It takes approximately 15 pieces that make up a standard pattern for a pair of standard 5 pocket jeans.
A person, or a computer program, will then calculate the optimal fabric consumption by puzzling all the pieces of the jeans pattern on a paper that is placed on top of the denim fabric. After drawing the cutting lines onto this paper:
the fabric is ready to be cut, the denim is laid out in layers on a cutting table. Up to 100 layers of denim are stacked and weights are put on top of it to hold the denim fabric in place, while it is being cut.
The separate parts of the jeans are cut with a textile cutting machine and each piece is then marked with it’s size, using a piece of chalk so it won’t show after washing.
All of these pieces of cut denim are then put into bundles by size.

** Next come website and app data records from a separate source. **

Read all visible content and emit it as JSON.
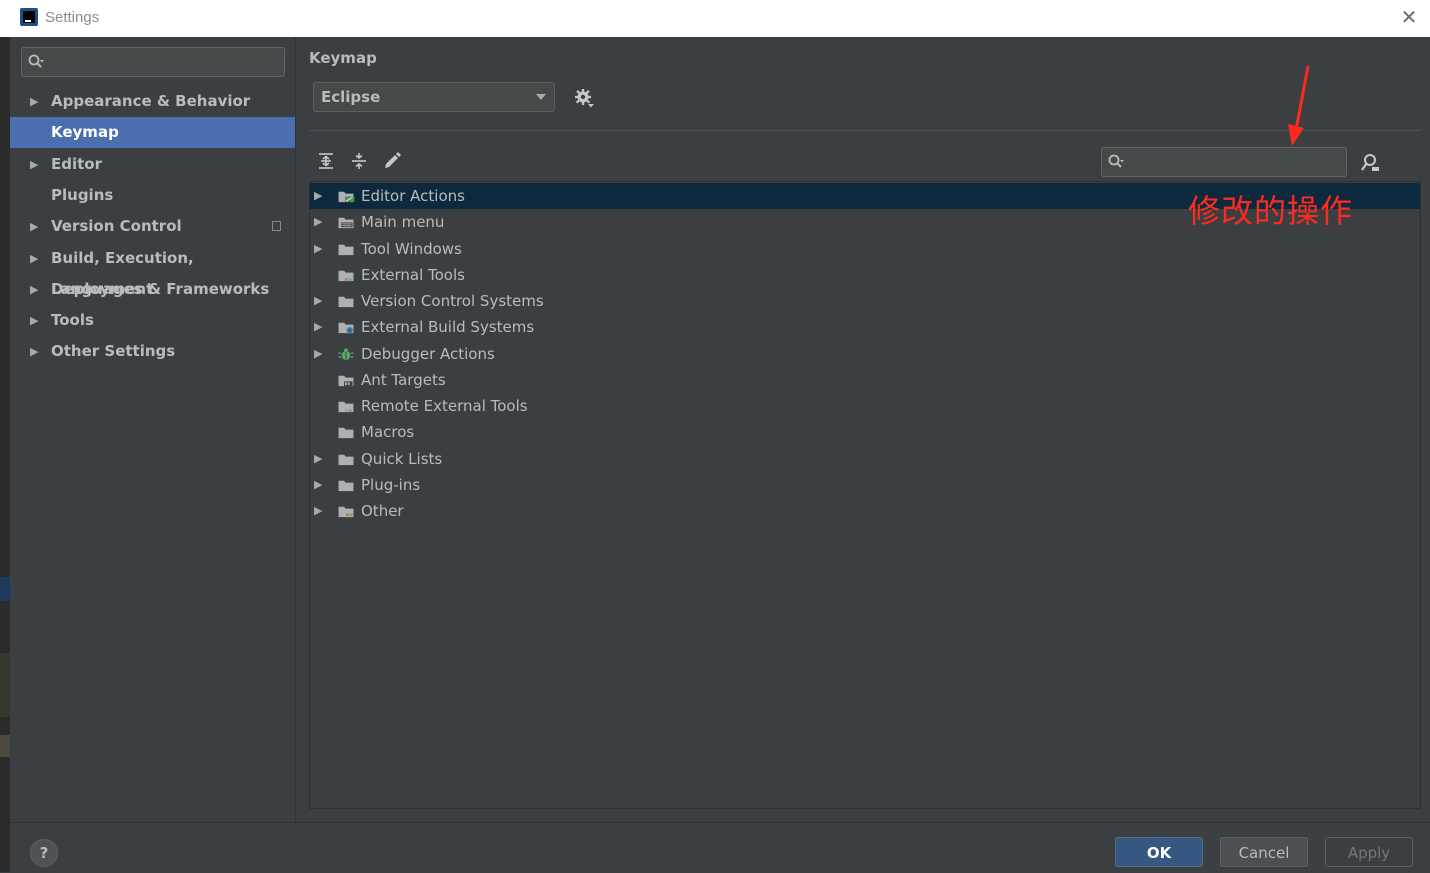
{
  "window": {
    "title": "Settings"
  },
  "sidebar": {
    "items": [
      {
        "label": "Appearance & Behavior",
        "expandable": true,
        "selected": false
      },
      {
        "label": "Keymap",
        "expandable": false,
        "selected": true
      },
      {
        "label": "Editor",
        "expandable": true,
        "selected": false
      },
      {
        "label": "Plugins",
        "expandable": false,
        "selected": false
      },
      {
        "label": "Version Control",
        "expandable": true,
        "selected": false
      },
      {
        "label": "Build, Execution, Deployment",
        "expandable": true,
        "selected": false
      },
      {
        "label": "Languages & Frameworks",
        "expandable": true,
        "selected": false
      },
      {
        "label": "Tools",
        "expandable": true,
        "selected": false
      },
      {
        "label": "Other Settings",
        "expandable": true,
        "selected": false
      }
    ]
  },
  "keymap": {
    "section_title": "Keymap",
    "selected_keymap": "Eclipse",
    "tree": [
      {
        "label": "Editor Actions",
        "expandable": true,
        "selected": true,
        "icon": "editor-actions-folder-icon"
      },
      {
        "label": "Main menu",
        "expandable": true,
        "selected": false,
        "icon": "menu-folder-icon"
      },
      {
        "label": "Tool Windows",
        "expandable": true,
        "selected": false,
        "icon": "folder-icon"
      },
      {
        "label": "External Tools",
        "expandable": false,
        "selected": false,
        "icon": "external-tools-folder-icon"
      },
      {
        "label": "Version Control Systems",
        "expandable": true,
        "selected": false,
        "icon": "folder-icon"
      },
      {
        "label": "External Build Systems",
        "expandable": true,
        "selected": false,
        "icon": "build-systems-folder-icon"
      },
      {
        "label": "Debugger Actions",
        "expandable": true,
        "selected": false,
        "icon": "bug-icon"
      },
      {
        "label": "Ant Targets",
        "expandable": false,
        "selected": false,
        "icon": "ant-folder-icon"
      },
      {
        "label": "Remote External Tools",
        "expandable": false,
        "selected": false,
        "icon": "remote-tools-folder-icon"
      },
      {
        "label": "Macros",
        "expandable": false,
        "selected": false,
        "icon": "folder-icon"
      },
      {
        "label": "Quick Lists",
        "expandable": true,
        "selected": false,
        "icon": "folder-icon"
      },
      {
        "label": "Plug-ins",
        "expandable": true,
        "selected": false,
        "icon": "folder-icon"
      },
      {
        "label": "Other",
        "expandable": true,
        "selected": false,
        "icon": "other-folder-icon"
      }
    ]
  },
  "annotation": {
    "text": "修改的操作",
    "color": "#ff2a1f"
  },
  "buttons": {
    "ok": "OK",
    "cancel": "Cancel",
    "apply": "Apply",
    "help": "?"
  },
  "colors": {
    "selection": "#4b6eaf",
    "tree_selection": "#0d293e",
    "background": "#3c3f41"
  }
}
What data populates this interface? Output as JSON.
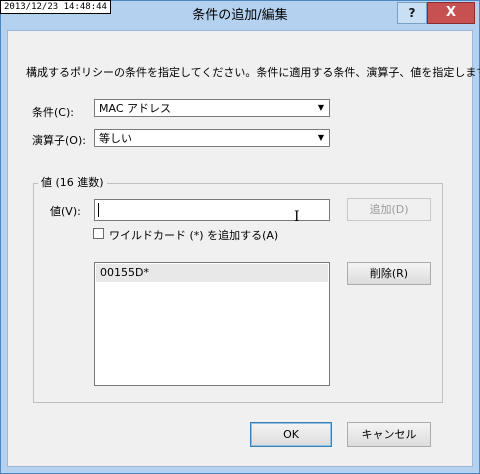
{
  "window": {
    "timestamp": "2013/12/23 14:48:44",
    "title": "条件の追加/編集",
    "help_label": "?",
    "close_label": "X"
  },
  "description": "構成するポリシーの条件を指定してください。条件に適用する条件、演算子、値を指定します。",
  "condition": {
    "label": "条件(C):",
    "value": "MAC アドレス"
  },
  "operator": {
    "label": "演算子(O):",
    "value": "等しい"
  },
  "value_group": {
    "title": "値 (16 進数)",
    "value_label": "値(V):",
    "value_input": "",
    "add_button": "追加(D)",
    "wildcard_label": "ワイルドカード (*) を追加する(A)",
    "list_items": [
      "00155D*"
    ],
    "delete_button": "削除(R)"
  },
  "footer": {
    "ok_button": "OK",
    "cancel_button": "キャンセル"
  }
}
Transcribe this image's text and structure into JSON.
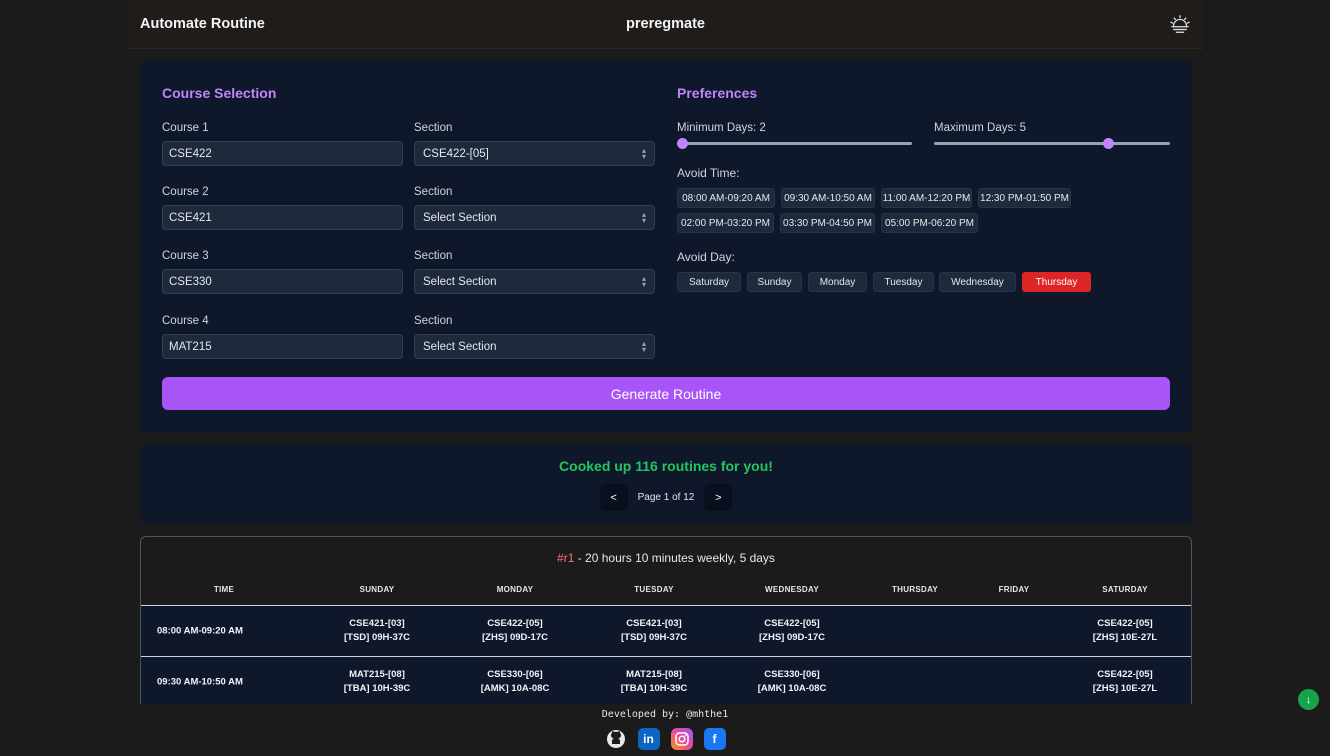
{
  "header": {
    "left_title": "Automate Routine",
    "brand": "preregmate"
  },
  "course_selection": {
    "title": "Course Selection",
    "section_label": "Section",
    "courses": [
      {
        "label": "Course 1",
        "value": "CSE422",
        "section": "CSE422-[05]"
      },
      {
        "label": "Course 2",
        "value": "CSE421",
        "section": "Select Section"
      },
      {
        "label": "Course 3",
        "value": "CSE330",
        "section": "Select Section"
      },
      {
        "label": "Course 4",
        "value": "MAT215",
        "section": "Select Section"
      }
    ]
  },
  "preferences": {
    "title": "Preferences",
    "min_days_label": "Minimum Days: 2",
    "max_days_label": "Maximum Days: 5",
    "min_days": 2,
    "max_days": 5,
    "avoid_time_label": "Avoid Time:",
    "avoid_times": [
      "08:00 AM-09:20 AM",
      "09:30 AM-10:50 AM",
      "11:00 AM-12:20 PM",
      "12:30 PM-01:50 PM",
      "02:00 PM-03:20 PM",
      "03:30 PM-04:50 PM",
      "05:00 PM-06:20 PM"
    ],
    "avoid_day_label": "Avoid Day:",
    "avoid_days": [
      "Saturday",
      "Sunday",
      "Monday",
      "Tuesday",
      "Wednesday",
      "Thursday"
    ],
    "selected_day": "Thursday"
  },
  "generate_label": "Generate Routine",
  "results": {
    "message": "Cooked up 116 routines for you!",
    "prev": "<",
    "next": ">",
    "page_text": "Page 1 of 12"
  },
  "routine": {
    "number": "#r1",
    "summary": " - 20 hours 10 minutes weekly, 5 days",
    "headers": [
      "TIME",
      "SUNDAY",
      "MONDAY",
      "TUESDAY",
      "WEDNESDAY",
      "THURSDAY",
      "FRIDAY",
      "SATURDAY"
    ],
    "rows": [
      {
        "time": "08:00 AM-09:20 AM",
        "sunday": [
          "CSE421-[03]",
          "[TSD] 09H-37C"
        ],
        "monday": [
          "CSE422-[05]",
          "[ZHS] 09D-17C"
        ],
        "tuesday": [
          "CSE421-[03]",
          "[TSD] 09H-37C"
        ],
        "wednesday": [
          "CSE422-[05]",
          "[ZHS] 09D-17C"
        ],
        "saturday": [
          "CSE422-[05]",
          "[ZHS] 10E-27L"
        ]
      },
      {
        "time": "09:30 AM-10:50 AM",
        "sunday": [
          "MAT215-[08]",
          "[TBA] 10H-39C"
        ],
        "monday": [
          "CSE330-[06]",
          "[AMK] 10A-08C"
        ],
        "tuesday": [
          "MAT215-[08]",
          "[TBA] 10H-39C"
        ],
        "wednesday": [
          "CSE330-[06]",
          "[AMK] 10A-08C"
        ],
        "saturday": [
          "CSE422-[05]",
          "[ZHS] 10E-27L"
        ]
      }
    ]
  },
  "footer": {
    "developed_by": "Developed by: @mhthe1"
  },
  "colors": {
    "accent": "#a855f7",
    "success": "#22c55e",
    "danger": "#dc2626",
    "panel": "#0f172a"
  }
}
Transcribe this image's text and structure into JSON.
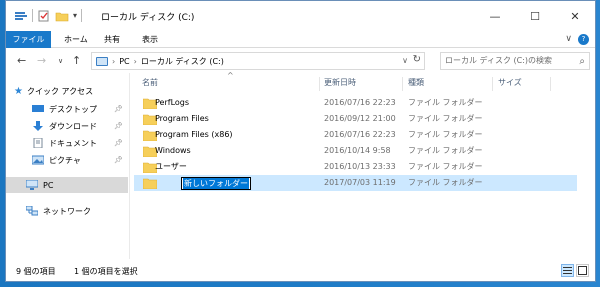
{
  "window": {
    "title": "ローカル ディスク (C:)",
    "controls": {
      "minimize": "—",
      "maximize": "☐",
      "close": "✕"
    }
  },
  "ribbon": {
    "tabs": [
      {
        "label": "ファイル",
        "active": true
      },
      {
        "label": "ホーム"
      },
      {
        "label": "共有"
      },
      {
        "label": "表示"
      }
    ],
    "expand": "∨",
    "help": "?"
  },
  "address_bar": {
    "segments": [
      "PC",
      "ローカル ディスク (C:)"
    ]
  },
  "search": {
    "placeholder": "ローカル ディスク (C:)の検索"
  },
  "navigation": {
    "quick_access": "クイック アクセス",
    "pinned": [
      {
        "label": "デスクトップ",
        "icon": "desktop-icon"
      },
      {
        "label": "ダウンロード",
        "icon": "download-icon"
      },
      {
        "label": "ドキュメント",
        "icon": "documents-icon"
      },
      {
        "label": "ピクチャ",
        "icon": "pictures-icon"
      }
    ],
    "pc": "PC",
    "network": "ネットワーク"
  },
  "columns": {
    "name": "名前",
    "modified": "更新日時",
    "type": "種類",
    "size": "サイズ"
  },
  "files": [
    {
      "name": "PerfLogs",
      "modified": "2016/07/16 22:23",
      "type": "ファイル フォルダー"
    },
    {
      "name": "Program Files",
      "modified": "2016/09/12 21:00",
      "type": "ファイル フォルダー"
    },
    {
      "name": "Program Files (x86)",
      "modified": "2016/07/16 22:23",
      "type": "ファイル フォルダー"
    },
    {
      "name": "Windows",
      "modified": "2016/10/14 9:58",
      "type": "ファイル フォルダー"
    },
    {
      "name": "ユーザー",
      "modified": "2016/10/13 23:33",
      "type": "ファイル フォルダー"
    },
    {
      "name": "新しいフォルダー",
      "modified": "2017/07/03 11:19",
      "type": "ファイル フォルダー",
      "renaming": true
    }
  ],
  "status": {
    "item_count": "9 個の項目",
    "selected": "1 個の項目を選択"
  },
  "colors": {
    "accent": "#1979ca",
    "selection": "#cce8ff",
    "folder": "#f6cf5a"
  }
}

It takes about 1.6 meters of denim fabric, several hundred meters of sewing thread, 6 rivets, 1 or 5 jeans buttons, 4 labels (usually imitation leather), and optionally a zipper to make a pair of jeans. An average jeans factory can make about 2.500 pair of jeans per day.
There are different machines for each handling.
On average, it will take about 15 minutes and 12 steps to make one pair of blue jeans.
After the denim jeans are sewn together, they go out to a jeans washing plant where they are washed in what could best be described as: standard, yet very big, washing machines.
A stonewash for 150 pairs of jeans takes 150 kilos of pumice stone and more than 750 liters of water. Depending on how faded the look will have to be, they will be washed somewhere between 30 minutes and 6 hours.
After the stone-washing process the denim garment is inspected for faults and loose threads are cut.
Next the button(s) and rivets are placed using a special type of press.
After that the jeans go on to the garment packing room where final quality inspection takes place and paper tags and labels are placed or attached.
A typical pair of jeans will have a hang tag, joker ticket, pocket flasher, leg sticker, inside care label with product of origin and assorted product id tags. When all is done, the jeans will be placed in a poly bag with proper warning text
and packed in a box or bag, depending on the destination country, as some countries or territories have more strict packing regulations than others.